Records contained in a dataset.
- - -

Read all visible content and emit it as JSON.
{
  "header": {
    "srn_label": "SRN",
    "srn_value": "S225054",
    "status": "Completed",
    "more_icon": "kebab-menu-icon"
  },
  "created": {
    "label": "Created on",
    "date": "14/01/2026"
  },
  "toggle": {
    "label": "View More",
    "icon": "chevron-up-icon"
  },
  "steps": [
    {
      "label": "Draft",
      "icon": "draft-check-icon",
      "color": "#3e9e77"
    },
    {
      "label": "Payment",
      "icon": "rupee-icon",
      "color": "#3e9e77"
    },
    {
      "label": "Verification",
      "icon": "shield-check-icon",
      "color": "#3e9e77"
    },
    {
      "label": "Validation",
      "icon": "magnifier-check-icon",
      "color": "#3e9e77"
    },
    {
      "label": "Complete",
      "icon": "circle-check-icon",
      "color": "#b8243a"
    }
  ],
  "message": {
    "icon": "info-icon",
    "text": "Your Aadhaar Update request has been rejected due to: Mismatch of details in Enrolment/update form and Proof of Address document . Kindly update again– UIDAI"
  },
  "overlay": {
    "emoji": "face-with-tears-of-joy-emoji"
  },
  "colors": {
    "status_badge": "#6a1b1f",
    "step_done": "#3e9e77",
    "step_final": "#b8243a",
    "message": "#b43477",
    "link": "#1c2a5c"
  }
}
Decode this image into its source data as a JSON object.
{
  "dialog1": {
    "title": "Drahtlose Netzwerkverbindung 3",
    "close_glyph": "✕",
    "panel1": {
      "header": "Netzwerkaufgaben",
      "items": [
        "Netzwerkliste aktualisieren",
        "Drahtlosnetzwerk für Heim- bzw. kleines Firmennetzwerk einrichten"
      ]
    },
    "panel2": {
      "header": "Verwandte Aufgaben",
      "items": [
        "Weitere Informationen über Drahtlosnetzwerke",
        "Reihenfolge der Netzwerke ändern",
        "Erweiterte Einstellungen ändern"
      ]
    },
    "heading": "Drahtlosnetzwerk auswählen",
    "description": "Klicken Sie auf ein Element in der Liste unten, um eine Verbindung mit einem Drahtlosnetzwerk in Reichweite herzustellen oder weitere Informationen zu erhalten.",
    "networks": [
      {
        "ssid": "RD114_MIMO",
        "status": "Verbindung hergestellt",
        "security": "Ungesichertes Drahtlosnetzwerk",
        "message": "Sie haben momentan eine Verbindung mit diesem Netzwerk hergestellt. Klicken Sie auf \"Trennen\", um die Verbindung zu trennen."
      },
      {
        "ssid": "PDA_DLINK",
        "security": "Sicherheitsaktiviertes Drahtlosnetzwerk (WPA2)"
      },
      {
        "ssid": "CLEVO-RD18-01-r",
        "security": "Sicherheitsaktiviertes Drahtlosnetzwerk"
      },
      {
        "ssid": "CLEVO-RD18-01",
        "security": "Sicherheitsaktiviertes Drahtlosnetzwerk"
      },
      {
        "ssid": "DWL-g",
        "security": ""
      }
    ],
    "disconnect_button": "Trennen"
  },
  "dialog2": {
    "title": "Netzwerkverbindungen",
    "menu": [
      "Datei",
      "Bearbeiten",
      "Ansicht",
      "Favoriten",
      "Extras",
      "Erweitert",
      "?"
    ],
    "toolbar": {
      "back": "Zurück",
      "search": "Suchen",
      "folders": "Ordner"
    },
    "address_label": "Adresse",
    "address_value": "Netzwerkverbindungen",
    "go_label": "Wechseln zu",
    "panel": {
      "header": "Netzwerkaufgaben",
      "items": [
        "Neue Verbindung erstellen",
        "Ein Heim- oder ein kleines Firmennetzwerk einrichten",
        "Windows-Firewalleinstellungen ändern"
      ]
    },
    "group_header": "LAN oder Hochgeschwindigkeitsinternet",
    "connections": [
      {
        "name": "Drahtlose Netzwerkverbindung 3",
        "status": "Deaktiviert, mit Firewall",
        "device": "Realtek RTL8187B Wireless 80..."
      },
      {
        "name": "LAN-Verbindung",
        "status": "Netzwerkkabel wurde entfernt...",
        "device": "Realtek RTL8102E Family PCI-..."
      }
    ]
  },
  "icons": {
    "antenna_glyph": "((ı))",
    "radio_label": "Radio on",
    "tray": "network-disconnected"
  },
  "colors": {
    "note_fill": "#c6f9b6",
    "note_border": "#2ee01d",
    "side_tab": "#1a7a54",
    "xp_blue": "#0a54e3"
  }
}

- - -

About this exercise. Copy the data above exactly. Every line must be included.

Your solution.
Read all visible content and emit it as JSON.
{
  "header": {
    "srn_label": "SRN",
    "srn_value": "S225054",
    "status": "Completed",
    "more_icon": "kebab-menu-icon"
  },
  "created": {
    "label": "Created on",
    "date": "14/01/2026"
  },
  "toggle": {
    "label": "View More",
    "icon": "chevron-up-icon"
  },
  "steps": [
    {
      "label": "Draft",
      "icon": "draft-check-icon",
      "color": "#3e9e77"
    },
    {
      "label": "Payment",
      "icon": "rupee-icon",
      "color": "#3e9e77"
    },
    {
      "label": "Verification",
      "icon": "shield-check-icon",
      "color": "#3e9e77"
    },
    {
      "label": "Validation",
      "icon": "magnifier-check-icon",
      "color": "#3e9e77"
    },
    {
      "label": "Complete",
      "icon": "circle-check-icon",
      "color": "#b8243a"
    }
  ],
  "message": {
    "icon": "info-icon",
    "text": "Your Aadhaar Update request has been rejected due to: Mismatch of details in Enrolment/update form and Proof of Address document . Kindly update again– UIDAI"
  },
  "overlay": {
    "emoji": "face-with-tears-of-joy-emoji"
  },
  "colors": {
    "status_badge": "#6a1b1f",
    "step_done": "#3e9e77",
    "step_final": "#b8243a",
    "message": "#b43477",
    "link": "#1c2a5c"
  }
}
Decode this image into its source data as a JSON object.
{
  "dialog1": {
    "title": "Drahtlose Netzwerkverbindung 3",
    "close_glyph": "✕",
    "panel1": {
      "header": "Netzwerkaufgaben",
      "items": [
        "Netzwerkliste aktualisieren",
        "Drahtlosnetzwerk für Heim- bzw. kleines Firmennetzwerk einrichten"
      ]
    },
    "panel2": {
      "header": "Verwandte Aufgaben",
      "items": [
        "Weitere Informationen über Drahtlosnetzwerke",
        "Reihenfolge der Netzwerke ändern",
        "Erweiterte Einstellungen ändern"
      ]
    },
    "heading": "Drahtlosnetzwerk auswählen",
    "description": "Klicken Sie auf ein Element in der Liste unten, um eine Verbindung mit einem Drahtlosnetzwerk in Reichweite herzustellen oder weitere Informationen zu erhalten.",
    "networks": [
      {
        "ssid": "RD114_MIMO",
        "status": "Verbindung hergestellt",
        "security": "Ungesichertes Drahtlosnetzwerk",
        "message": "Sie haben momentan eine Verbindung mit diesem Netzwerk hergestellt. Klicken Sie auf \"Trennen\", um die Verbindung zu trennen."
      },
      {
        "ssid": "PDA_DLINK",
        "security": "Sicherheitsaktiviertes Drahtlosnetzwerk (WPA2)"
      },
      {
        "ssid": "CLEVO-RD18-01-r",
        "security": "Sicherheitsaktiviertes Drahtlosnetzwerk"
      },
      {
        "ssid": "CLEVO-RD18-01",
        "security": "Sicherheitsaktiviertes Drahtlosnetzwerk"
      },
      {
        "ssid": "DWL-g",
        "security": ""
      }
    ],
    "disconnect_button": "Trennen"
  },
  "dialog2": {
    "title": "Netzwerkverbindungen",
    "menu": [
      "Datei",
      "Bearbeiten",
      "Ansicht",
      "Favoriten",
      "Extras",
      "Erweitert",
      "?"
    ],
    "toolbar": {
      "back": "Zurück",
      "search": "Suchen",
      "folders": "Ordner"
    },
    "address_label": "Adresse",
    "address_value": "Netzwerkverbindungen",
    "go_label": "Wechseln zu",
    "panel": {
      "header": "Netzwerkaufgaben",
      "items": [
        "Neue Verbindung erstellen",
        "Ein Heim- oder ein kleines Firmennetzwerk einrichten",
        "Windows-Firewalleinstellungen ändern"
      ]
    },
    "group_header": "LAN oder Hochgeschwindigkeitsinternet",
    "connections": [
      {
        "name": "Drahtlose Netzwerkverbindung 3",
        "status": "Deaktiviert, mit Firewall",
        "device": "Realtek RTL8187B Wireless 80..."
      },
      {
        "name": "LAN-Verbindung",
        "status": "Netzwerkkabel wurde entfernt...",
        "device": "Realtek RTL8102E Family PCI-..."
      }
    ]
  },
  "icons": {
    "antenna_glyph": "((ı))",
    "radio_label": "Radio on",
    "tray": "network-disconnected"
  },
  "colors": {
    "note_fill": "#c6f9b6",
    "note_border": "#2ee01d",
    "side_tab": "#1a7a54",
    "xp_blue": "#0a54e3"
  }
}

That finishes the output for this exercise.